The conceptual problem: Anyone can do it!
Teaching is not considered as a ‘profession’ in Nepalese society mainly because there is a strong belief among people that one doesn’t require anything else besides having a formal college degree to enter into this profession. If we analyze the practice adopted by schools (both government and private) in Nepal, this fact seems to be true. Most of the schools recruit the individuals in their relation or those who are ready to work in a low salary. The principals and management committee think that if a person has a bachelor’s of Masters’ degree, s/he can easily teach in their school/college. This has resulted in poor classroom activities ultimately affecting the learning outcomes of the students. Continue reading →

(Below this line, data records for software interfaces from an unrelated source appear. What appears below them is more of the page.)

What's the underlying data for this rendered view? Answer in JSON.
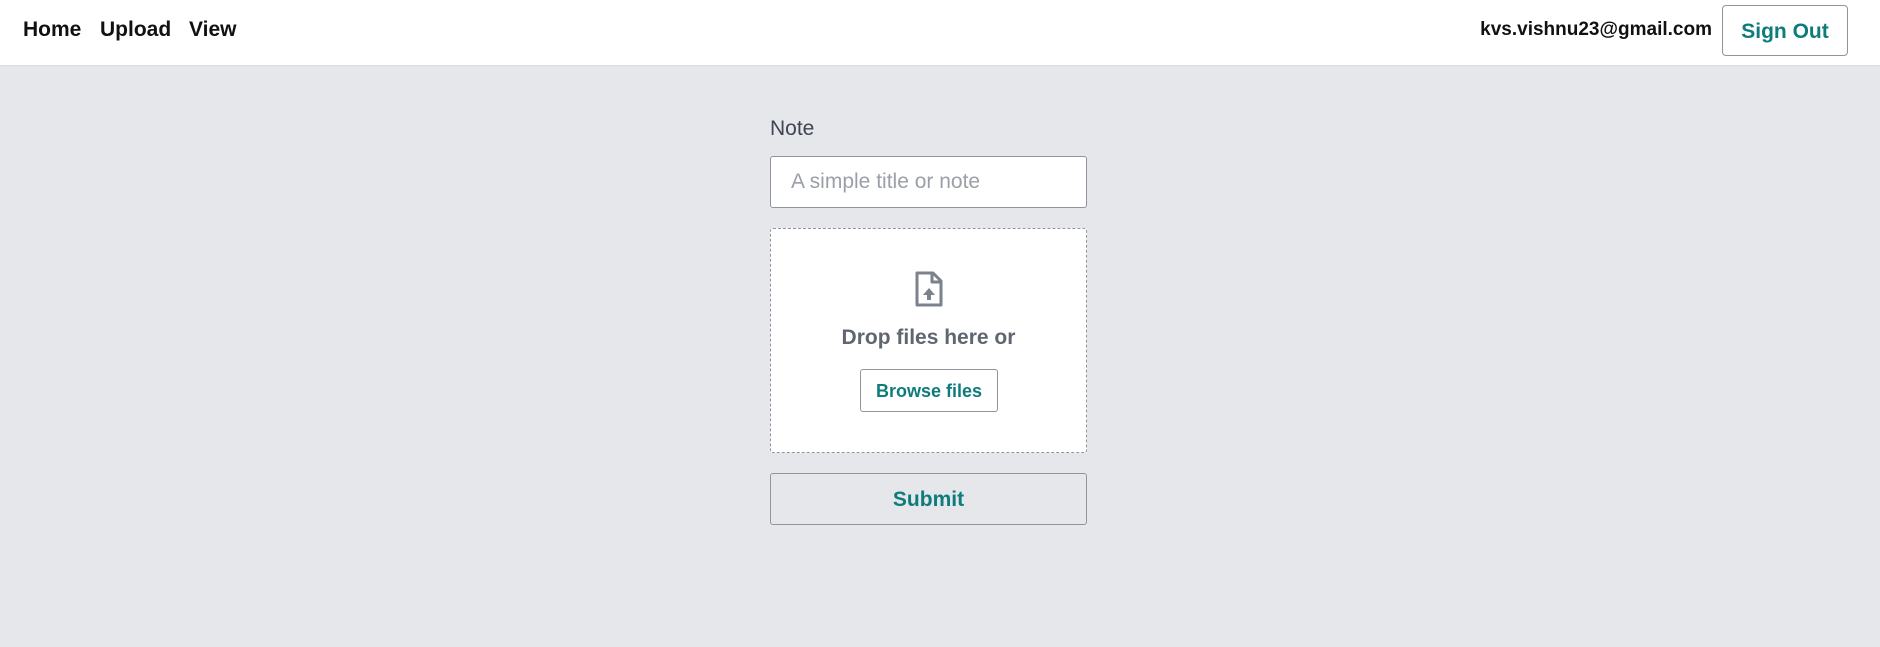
{
  "nav": {
    "items": [
      {
        "label": "Home"
      },
      {
        "label": "Upload"
      },
      {
        "label": "View"
      }
    ]
  },
  "user": {
    "email": "kvs.vishnu23@gmail.com",
    "sign_out_label": "Sign Out"
  },
  "form": {
    "note_label": "Note",
    "note_value": "",
    "note_placeholder": "A simple title or note",
    "dropzone": {
      "icon": "file-upload-icon",
      "text": "Drop files here or",
      "browse_label": "Browse files"
    },
    "submit_label": "Submit"
  },
  "colors": {
    "page_background": "#e5e7eb",
    "accent": "#0e7c7b",
    "border": "#8f959e",
    "muted_text": "#5f6670"
  }
}
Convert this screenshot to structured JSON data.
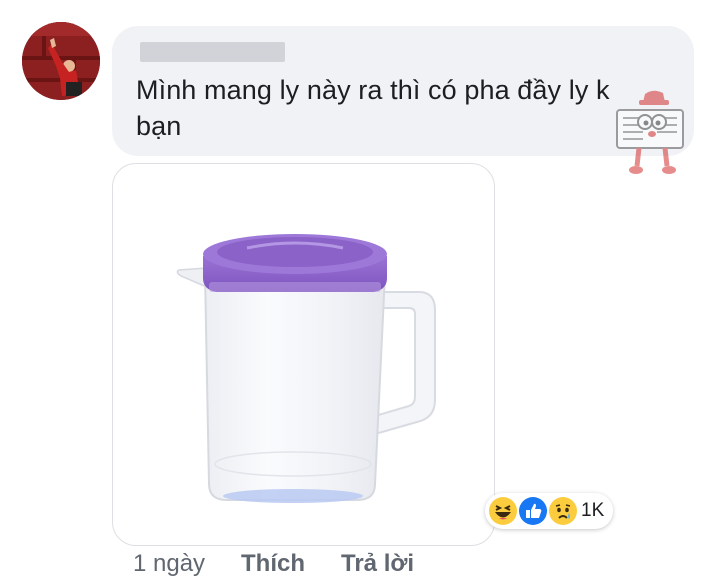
{
  "comment": {
    "author": "",
    "text": "Mình mang ly này ra thì có pha đầy ly k bạn",
    "attachment": "purple-lid-pitcher-image"
  },
  "reactions": {
    "icons": [
      "haha-icon",
      "like-icon",
      "sad-icon"
    ],
    "count": "1K"
  },
  "actions": {
    "time": "1 ngày",
    "like_label": "Thích",
    "reply_label": "Trả lời"
  },
  "colors": {
    "bubble": "#f1f2f6",
    "lid": "#8e63c9",
    "like_blue": "#1877f2",
    "reaction_yellow": "#fbcd3e"
  }
}
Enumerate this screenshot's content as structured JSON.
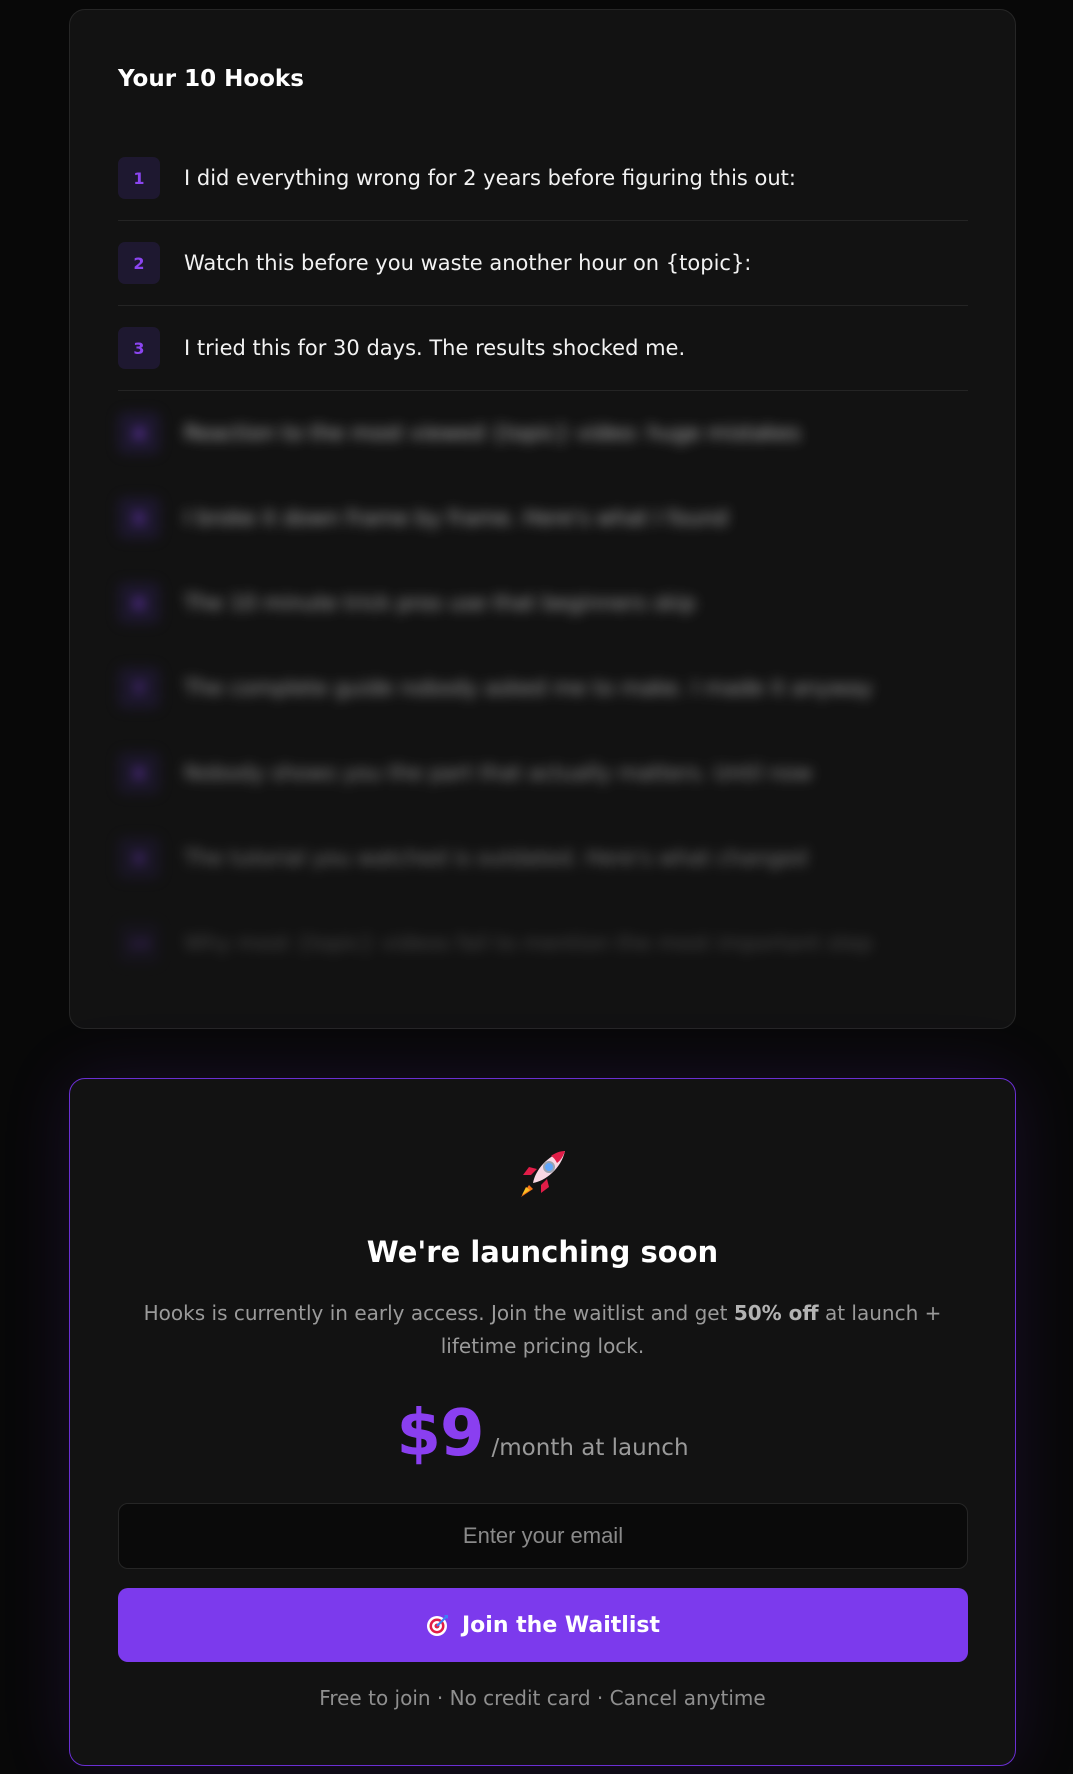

The Dynamics of Language Proficiency
Recently, I reviewed a few research studies, mostly action research, conducted by graduate students in Nepal for one of my write-ups. Most of those studies, which were intervention research, were found to have claimed (explicitly and implicitly) that their intervention was useful in improving the proficiency of learners. However, upon close inspection, it was evident that there were little or no evidence to substantiate their claims; mostly these claims were based on the facts that the learners were able to follow the rules in post-production. If simply following the rules does not clearly provide evidence for language proficiency, then what it is based on which research studies make claims about learners’ proficiency. This write up aims to tease out these nuances that are related to the dynamics of how good someone is in a particular language. It aims to shed light on how we know whether someone is more or less proficient in a language? What evidences are used to make claims that somebody has native like proficiency or for that matter a low proficiency.
Research studies in the area of second language acquisition and applied linguistics use the following three criteria to define the proficiency of their research participants. .
- Complexity (C)
- Accuracy (A)
- Fluency (F)
These three factors, which is also called CAF in short, have been featured as major research variables in the area of second language acquisition and applied linguistics for almost two decades now. It is believed that these factors can capture and manifest the holistic picture of L2 proficiency very well (Housen & Kuiken 2009).
Complexity, as the name suggests, is the extent to which learners can use varied, elaborated and rich language i.e. how well students can use different kinds of sentences (simple, complex and compound); different number of clauses (dependent and independent clauses), and range of vocabulary in their production. Continue reading →